Every major national program, such as Digital India, Smart Cities, transportation and highway development, river linking, industrial corridors, smart power, and agriculture, relies heavily on updated maps and spatial infrastructure. But when it comes to the ground adoption of geospatial technologies by businesses, there are some challenges that are unique to the Indian context.
A vision document called ‘Geospatial Strategy for New India’ which was released on the sidelines of GeoSmart India 2019 conference in Hyderabad, India, highlights these roadblocks:
Lack of reliable base data: To ensure the availability of up-to-date, contextual, and innovation-fostering base data to the private sector, there is a pressing need that all the data generated by various agencies be unlocked and made accessible.
Absence of a comprehensive policy: There are a total of 17 national-level policies and rules, with four in draft stage, dealing with geospatial data, under as many as six ministries/departments, the vision document points out. It is necessary to revisit these policies and evolve an integrated geodata policy.
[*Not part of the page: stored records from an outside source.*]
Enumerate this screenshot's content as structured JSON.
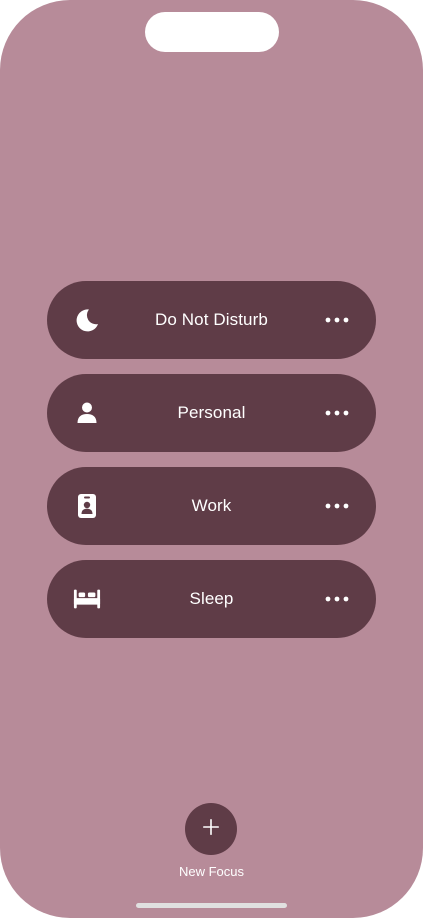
{
  "focus_modes": [
    {
      "label": "Do Not Disturb",
      "icon": "moon-icon"
    },
    {
      "label": "Personal",
      "icon": "person-icon"
    },
    {
      "label": "Work",
      "icon": "id-badge-icon"
    },
    {
      "label": "Sleep",
      "icon": "bed-icon"
    }
  ],
  "new_focus": {
    "label": "New Focus",
    "icon": "plus-icon"
  },
  "colors": {
    "background": "#b78b99",
    "pill": "#5f3c47",
    "text": "#ffffff"
  }
}
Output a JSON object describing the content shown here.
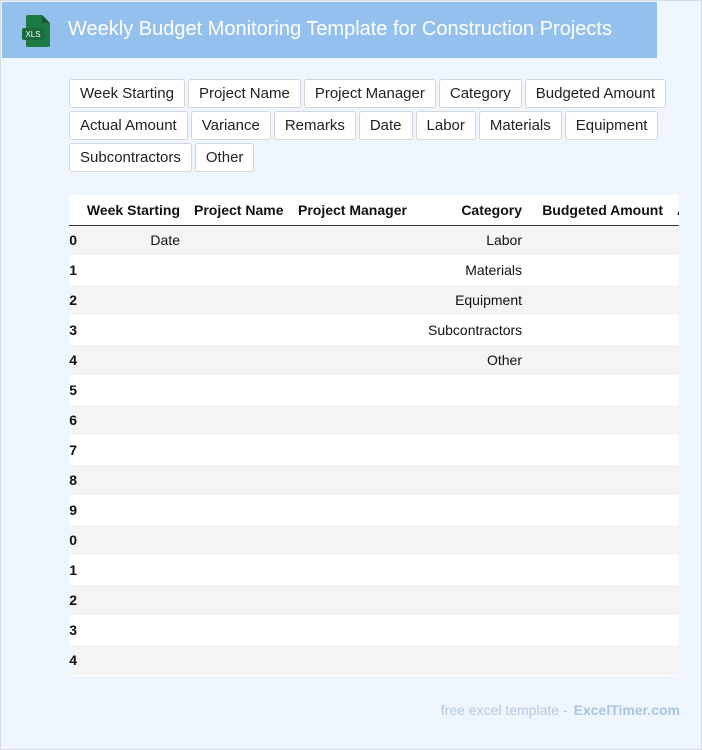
{
  "header": {
    "title": "Weekly Budget Monitoring Template for Construction Projects",
    "icon_label": "XLS",
    "icon_color": "#1e7a45",
    "background": "#93c0ec"
  },
  "chips": [
    "Week Starting",
    "Project Name",
    "Project Manager",
    "Category",
    "Budgeted Amount",
    "Actual Amount",
    "Variance",
    "Remarks",
    "Date",
    "Labor",
    "Materials",
    "Equipment",
    "Subcontractors",
    "Other"
  ],
  "table": {
    "columns": [
      "Week Starting",
      "Project Name",
      "Project Manager",
      "Category",
      "Budgeted Amount",
      "Ac"
    ],
    "rows": [
      {
        "index": "0",
        "week": "Date",
        "category": "Labor"
      },
      {
        "index": "1",
        "week": "",
        "category": "Materials"
      },
      {
        "index": "2",
        "week": "",
        "category": "Equipment"
      },
      {
        "index": "3",
        "week": "",
        "category": "Subcontractors"
      },
      {
        "index": "4",
        "week": "",
        "category": "Other"
      },
      {
        "index": "5",
        "week": "",
        "category": ""
      },
      {
        "index": "6",
        "week": "",
        "category": ""
      },
      {
        "index": "7",
        "week": "",
        "category": ""
      },
      {
        "index": "8",
        "week": "",
        "category": ""
      },
      {
        "index": "9",
        "week": "",
        "category": ""
      },
      {
        "index": "0",
        "week": "",
        "category": ""
      },
      {
        "index": "1",
        "week": "",
        "category": ""
      },
      {
        "index": "2",
        "week": "",
        "category": ""
      },
      {
        "index": "3",
        "week": "",
        "category": ""
      },
      {
        "index": "4",
        "week": "",
        "category": ""
      }
    ]
  },
  "footer": {
    "prefix": "free excel template -",
    "brand": "ExcelTimer.com"
  }
}
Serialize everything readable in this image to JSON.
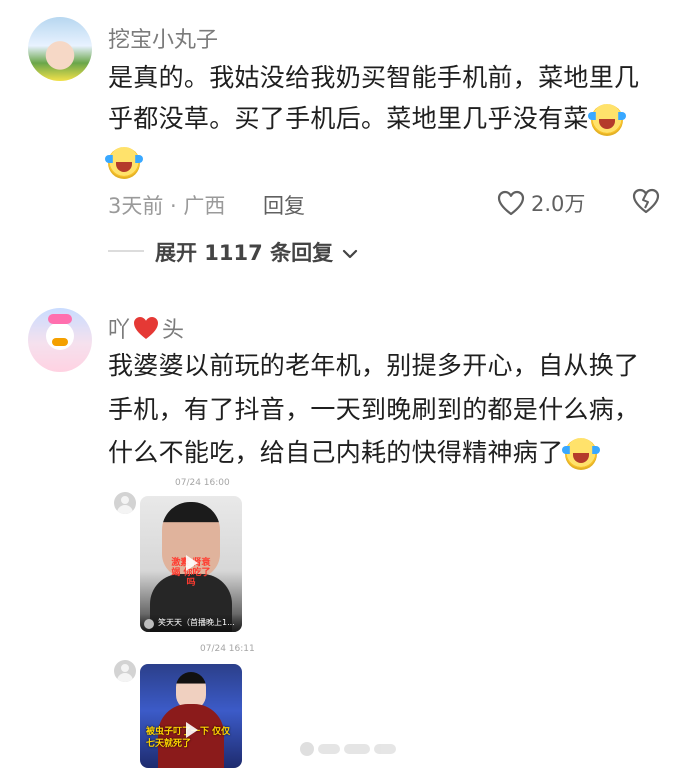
{
  "comments": [
    {
      "username": "挖宝小丸子",
      "lines": [
        "是真的。我姑没给我奶买智能手机前，菜地里几",
        "乎都没草。买了手机后。菜地里几乎没有菜"
      ],
      "emoji": "laughing-tears-emoji",
      "meta": "3天前 · 广西",
      "reply_label": "回复",
      "likes": "2.0万",
      "expand_label": "展开 1117 条回复"
    },
    {
      "username": "吖",
      "username_suffix": "头",
      "lines": [
        "我婆婆以前玩的老年机，别提多开心，自从换了",
        "手机，有了抖音，一天到晚刷到的都是什么病，",
        "什么不能吃，给自己内耗的快得精神病了"
      ],
      "emoji": "laughing-tears-emoji"
    }
  ],
  "media": [
    {
      "timestamp": "07/24 16:00",
      "overlay_text": "激素 肾衰竭 你吃了吗",
      "caption": "笑天天（首播晚上1..."
    },
    {
      "timestamp": "07/24 16:11",
      "overlay_text": "被虫子叮了一下 仅仅七天就死了"
    }
  ],
  "colors": {
    "text": "#1f1f1f",
    "username": "#7b7b7b",
    "meta": "#9a9a9a",
    "heart_red": "#e53935"
  }
}
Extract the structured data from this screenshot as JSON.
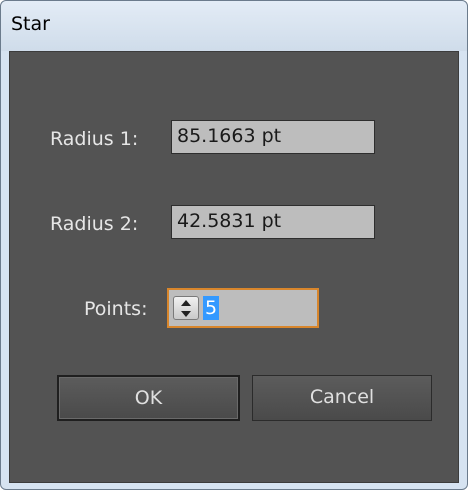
{
  "window": {
    "title": "Star"
  },
  "radius1": {
    "label": "Radius 1:",
    "value": "85.1663 pt"
  },
  "radius2": {
    "label": "Radius 2:",
    "value": "42.5831 pt"
  },
  "points": {
    "label": "Points:",
    "value": "5"
  },
  "buttons": {
    "ok": "OK",
    "cancel": "Cancel"
  },
  "colors": {
    "panel_bg": "#535353",
    "field_bg": "#bdbdbd",
    "focus_border": "#d8862c",
    "selection": "#3399ff"
  }
}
No clear-cut guidelines on data sharing: Despite the existence of the National Data Sharing and Accessibility Policy 2012, most geospatial data created in India lies in silos because there is no single platform that can then be used by all departments to collate value-added data.
Absence of a single-window clearance: With multiple departments controlling permissions, and sensitivities associated with geospatial data, the decision-making process is extremely slow. By the time clearances are issued, changes in the landscape are observed and the imagery data loses relevance, adversely affecting project implementation.
Lack of CORS network: CORS technology, which is rapidly becoming the preferred method for accurate 3D positioning across the world and forms the basis for any Smart City agenda, is yet to take off in India. Though the Survey of India has recognized the need for building a country-wide CORS network on an urgent basis, in the absence of funding, this project is likely to take a lot of time.
Are you a part of the private geospatial industry in India? What are the challenges faced by your organizations? Let us know in the comments!